+++ Entries supplied

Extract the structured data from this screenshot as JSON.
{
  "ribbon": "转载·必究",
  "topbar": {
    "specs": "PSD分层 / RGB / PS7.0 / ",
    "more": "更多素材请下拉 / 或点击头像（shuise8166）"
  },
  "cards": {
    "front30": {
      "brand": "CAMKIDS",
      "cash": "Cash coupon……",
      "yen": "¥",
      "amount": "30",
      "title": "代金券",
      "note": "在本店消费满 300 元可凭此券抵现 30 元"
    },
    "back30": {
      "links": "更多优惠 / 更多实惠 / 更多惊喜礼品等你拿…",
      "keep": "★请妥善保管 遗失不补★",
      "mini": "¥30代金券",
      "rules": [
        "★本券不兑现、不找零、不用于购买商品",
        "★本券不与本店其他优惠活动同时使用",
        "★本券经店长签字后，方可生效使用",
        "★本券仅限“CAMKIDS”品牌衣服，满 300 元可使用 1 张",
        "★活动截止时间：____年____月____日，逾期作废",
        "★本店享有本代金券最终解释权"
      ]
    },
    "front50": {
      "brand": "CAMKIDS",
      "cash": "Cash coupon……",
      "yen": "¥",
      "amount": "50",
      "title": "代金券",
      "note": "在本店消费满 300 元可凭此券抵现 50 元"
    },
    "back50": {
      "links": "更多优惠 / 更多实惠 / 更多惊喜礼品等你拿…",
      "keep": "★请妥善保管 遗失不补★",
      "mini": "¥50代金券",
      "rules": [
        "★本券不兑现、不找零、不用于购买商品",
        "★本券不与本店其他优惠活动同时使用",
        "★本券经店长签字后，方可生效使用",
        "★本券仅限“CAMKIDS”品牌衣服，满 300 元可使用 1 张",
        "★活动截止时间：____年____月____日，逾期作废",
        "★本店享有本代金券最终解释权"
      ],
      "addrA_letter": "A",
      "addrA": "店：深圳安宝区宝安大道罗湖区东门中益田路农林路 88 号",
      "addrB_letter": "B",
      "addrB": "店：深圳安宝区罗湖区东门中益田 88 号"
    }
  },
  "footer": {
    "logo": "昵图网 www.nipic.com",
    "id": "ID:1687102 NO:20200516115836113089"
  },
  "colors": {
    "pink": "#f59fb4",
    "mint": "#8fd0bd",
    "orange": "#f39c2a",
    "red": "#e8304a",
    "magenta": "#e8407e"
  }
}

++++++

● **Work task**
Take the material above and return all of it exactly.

● **Output for this task**
Extract the structured data from this screenshot as JSON.
{
  "ribbon": "转载·必究",
  "topbar": {
    "specs": "PSD分层 / RGB / PS7.0 / ",
    "more": "更多素材请下拉 / 或点击头像（shuise8166）"
  },
  "cards": {
    "front30": {
      "brand": "CAMKIDS",
      "cash": "Cash coupon……",
      "yen": "¥",
      "amount": "30",
      "title": "代金券",
      "note": "在本店消费满 300 元可凭此券抵现 30 元"
    },
    "back30": {
      "links": "更多优惠 / 更多实惠 / 更多惊喜礼品等你拿…",
      "keep": "★请妥善保管 遗失不补★",
      "mini": "¥30代金券",
      "rules": [
        "★本券不兑现、不找零、不用于购买商品",
        "★本券不与本店其他优惠活动同时使用",
        "★本券经店长签字后，方可生效使用",
        "★本券仅限“CAMKIDS”品牌衣服，满 300 元可使用 1 张",
        "★活动截止时间：____年____月____日，逾期作废",
        "★本店享有本代金券最终解释权"
      ]
    },
    "front50": {
      "brand": "CAMKIDS",
      "cash": "Cash coupon……",
      "yen": "¥",
      "amount": "50",
      "title": "代金券",
      "note": "在本店消费满 300 元可凭此券抵现 50 元"
    },
    "back50": {
      "links": "更多优惠 / 更多实惠 / 更多惊喜礼品等你拿…",
      "keep": "★请妥善保管 遗失不补★",
      "mini": "¥50代金券",
      "rules": [
        "★本券不兑现、不找零、不用于购买商品",
        "★本券不与本店其他优惠活动同时使用",
        "★本券经店长签字后，方可生效使用",
        "★本券仅限“CAMKIDS”品牌衣服，满 300 元可使用 1 张",
        "★活动截止时间：____年____月____日，逾期作废",
        "★本店享有本代金券最终解释权"
      ],
      "addrA_letter": "A",
      "addrA": "店：深圳安宝区宝安大道罗湖区东门中益田路农林路 88 号",
      "addrB_letter": "B",
      "addrB": "店：深圳安宝区罗湖区东门中益田 88 号"
    }
  },
  "footer": {
    "logo": "昵图网 www.nipic.com",
    "id": "ID:1687102 NO:20200516115836113089"
  },
  "colors": {
    "pink": "#f59fb4",
    "mint": "#8fd0bd",
    "orange": "#f39c2a",
    "red": "#e8304a",
    "magenta": "#e8407e"
  }
}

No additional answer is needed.